Website and app data records:
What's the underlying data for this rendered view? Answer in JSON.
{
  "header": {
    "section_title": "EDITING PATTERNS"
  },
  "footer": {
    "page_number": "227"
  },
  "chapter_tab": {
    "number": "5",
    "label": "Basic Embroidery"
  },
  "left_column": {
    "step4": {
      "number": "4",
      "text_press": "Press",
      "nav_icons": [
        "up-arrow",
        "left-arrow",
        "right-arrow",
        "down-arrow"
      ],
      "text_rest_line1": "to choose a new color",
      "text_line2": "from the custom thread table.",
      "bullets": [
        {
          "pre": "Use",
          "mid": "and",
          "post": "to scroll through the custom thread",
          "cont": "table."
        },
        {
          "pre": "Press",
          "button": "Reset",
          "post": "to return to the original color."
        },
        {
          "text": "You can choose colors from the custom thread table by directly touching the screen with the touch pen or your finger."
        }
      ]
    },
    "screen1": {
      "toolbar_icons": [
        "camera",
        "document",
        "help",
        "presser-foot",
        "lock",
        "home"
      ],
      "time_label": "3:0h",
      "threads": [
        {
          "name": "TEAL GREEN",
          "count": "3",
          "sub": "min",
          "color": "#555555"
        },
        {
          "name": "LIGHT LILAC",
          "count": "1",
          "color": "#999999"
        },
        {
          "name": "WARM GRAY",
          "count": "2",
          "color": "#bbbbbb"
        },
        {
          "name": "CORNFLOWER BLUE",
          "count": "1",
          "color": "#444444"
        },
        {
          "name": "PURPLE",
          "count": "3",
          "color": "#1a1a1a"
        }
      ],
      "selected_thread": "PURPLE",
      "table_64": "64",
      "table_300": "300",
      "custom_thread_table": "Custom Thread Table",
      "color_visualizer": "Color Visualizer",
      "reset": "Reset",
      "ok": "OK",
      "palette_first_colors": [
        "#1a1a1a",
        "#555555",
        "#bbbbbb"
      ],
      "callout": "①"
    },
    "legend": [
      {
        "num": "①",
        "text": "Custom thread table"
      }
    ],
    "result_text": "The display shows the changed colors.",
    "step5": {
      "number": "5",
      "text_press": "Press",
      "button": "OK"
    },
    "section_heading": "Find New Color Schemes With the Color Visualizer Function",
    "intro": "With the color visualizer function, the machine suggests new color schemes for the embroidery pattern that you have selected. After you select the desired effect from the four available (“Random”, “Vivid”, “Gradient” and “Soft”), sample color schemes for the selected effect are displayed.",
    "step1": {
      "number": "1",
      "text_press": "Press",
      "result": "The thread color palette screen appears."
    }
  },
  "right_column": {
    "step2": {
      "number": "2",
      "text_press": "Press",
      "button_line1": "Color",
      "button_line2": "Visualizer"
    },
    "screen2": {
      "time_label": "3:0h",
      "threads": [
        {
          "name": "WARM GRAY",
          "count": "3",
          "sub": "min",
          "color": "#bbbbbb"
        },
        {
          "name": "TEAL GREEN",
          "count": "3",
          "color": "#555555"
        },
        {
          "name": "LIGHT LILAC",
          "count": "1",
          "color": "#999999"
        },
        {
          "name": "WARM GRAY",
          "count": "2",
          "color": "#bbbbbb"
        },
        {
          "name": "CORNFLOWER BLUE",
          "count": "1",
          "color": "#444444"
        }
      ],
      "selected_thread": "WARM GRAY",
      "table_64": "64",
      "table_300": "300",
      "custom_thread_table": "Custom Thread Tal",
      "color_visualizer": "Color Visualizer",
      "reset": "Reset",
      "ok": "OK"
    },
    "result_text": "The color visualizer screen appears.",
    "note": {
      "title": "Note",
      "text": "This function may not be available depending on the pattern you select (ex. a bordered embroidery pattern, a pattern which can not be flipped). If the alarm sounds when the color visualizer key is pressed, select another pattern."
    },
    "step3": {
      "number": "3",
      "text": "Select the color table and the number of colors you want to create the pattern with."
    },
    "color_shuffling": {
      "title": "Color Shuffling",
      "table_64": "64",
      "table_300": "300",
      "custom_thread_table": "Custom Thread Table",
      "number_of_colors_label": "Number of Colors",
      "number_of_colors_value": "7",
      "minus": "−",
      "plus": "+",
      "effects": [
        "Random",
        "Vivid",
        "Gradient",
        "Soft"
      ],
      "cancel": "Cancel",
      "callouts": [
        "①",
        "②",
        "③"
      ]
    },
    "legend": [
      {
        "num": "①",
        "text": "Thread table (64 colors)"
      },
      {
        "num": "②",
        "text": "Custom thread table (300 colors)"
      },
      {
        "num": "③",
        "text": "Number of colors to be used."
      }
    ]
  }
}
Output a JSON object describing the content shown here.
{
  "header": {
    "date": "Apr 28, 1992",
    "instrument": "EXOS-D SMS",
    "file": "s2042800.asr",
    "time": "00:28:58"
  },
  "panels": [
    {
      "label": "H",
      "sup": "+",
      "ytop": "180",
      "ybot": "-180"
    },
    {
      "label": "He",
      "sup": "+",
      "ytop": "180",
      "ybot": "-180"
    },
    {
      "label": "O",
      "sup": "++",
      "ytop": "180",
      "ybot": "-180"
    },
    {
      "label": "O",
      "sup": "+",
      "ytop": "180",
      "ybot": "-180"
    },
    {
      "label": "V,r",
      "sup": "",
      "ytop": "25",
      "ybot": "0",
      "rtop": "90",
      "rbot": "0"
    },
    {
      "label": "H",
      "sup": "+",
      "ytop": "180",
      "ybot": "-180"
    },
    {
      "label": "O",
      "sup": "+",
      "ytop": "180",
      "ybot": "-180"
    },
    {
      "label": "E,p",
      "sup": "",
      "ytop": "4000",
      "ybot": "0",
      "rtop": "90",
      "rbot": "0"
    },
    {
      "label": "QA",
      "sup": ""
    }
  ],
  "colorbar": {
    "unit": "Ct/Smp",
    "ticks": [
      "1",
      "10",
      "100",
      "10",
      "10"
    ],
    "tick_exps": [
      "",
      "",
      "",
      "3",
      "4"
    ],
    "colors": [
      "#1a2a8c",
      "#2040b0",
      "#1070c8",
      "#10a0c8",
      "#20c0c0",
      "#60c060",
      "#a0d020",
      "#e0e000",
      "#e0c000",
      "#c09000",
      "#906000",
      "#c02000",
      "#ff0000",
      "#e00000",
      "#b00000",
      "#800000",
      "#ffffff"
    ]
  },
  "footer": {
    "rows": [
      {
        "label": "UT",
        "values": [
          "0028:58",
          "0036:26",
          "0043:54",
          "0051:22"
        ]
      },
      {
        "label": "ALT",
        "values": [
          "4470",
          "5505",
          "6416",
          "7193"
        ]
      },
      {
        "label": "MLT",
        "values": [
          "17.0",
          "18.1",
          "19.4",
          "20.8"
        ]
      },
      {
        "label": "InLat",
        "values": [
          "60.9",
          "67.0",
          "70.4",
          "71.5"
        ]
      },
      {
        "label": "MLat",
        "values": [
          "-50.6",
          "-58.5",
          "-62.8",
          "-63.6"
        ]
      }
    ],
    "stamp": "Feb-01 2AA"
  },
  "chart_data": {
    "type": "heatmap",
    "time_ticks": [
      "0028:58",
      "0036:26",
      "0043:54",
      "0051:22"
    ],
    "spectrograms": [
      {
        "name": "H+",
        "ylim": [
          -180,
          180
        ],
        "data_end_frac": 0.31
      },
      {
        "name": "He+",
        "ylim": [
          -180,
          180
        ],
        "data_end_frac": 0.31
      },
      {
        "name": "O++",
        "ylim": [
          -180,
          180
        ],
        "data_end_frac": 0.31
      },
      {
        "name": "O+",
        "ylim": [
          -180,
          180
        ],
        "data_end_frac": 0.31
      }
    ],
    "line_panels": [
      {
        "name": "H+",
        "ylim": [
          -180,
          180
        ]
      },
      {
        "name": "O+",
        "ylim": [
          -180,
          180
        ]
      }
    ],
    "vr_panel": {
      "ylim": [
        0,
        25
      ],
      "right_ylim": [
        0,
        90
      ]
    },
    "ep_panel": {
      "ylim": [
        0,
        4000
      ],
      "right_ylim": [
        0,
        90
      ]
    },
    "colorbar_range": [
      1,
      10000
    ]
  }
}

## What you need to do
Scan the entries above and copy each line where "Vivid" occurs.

## Answer section
    "intro": "With the color visualizer function, the machine suggests new color schemes for the embroidery pattern that you have selected. After you select the desired effect from the four available (“Random”, “Vivid”, “Gradient” and “Soft”), sample color schemes for the selected effect are displayed.",
        "Vivid",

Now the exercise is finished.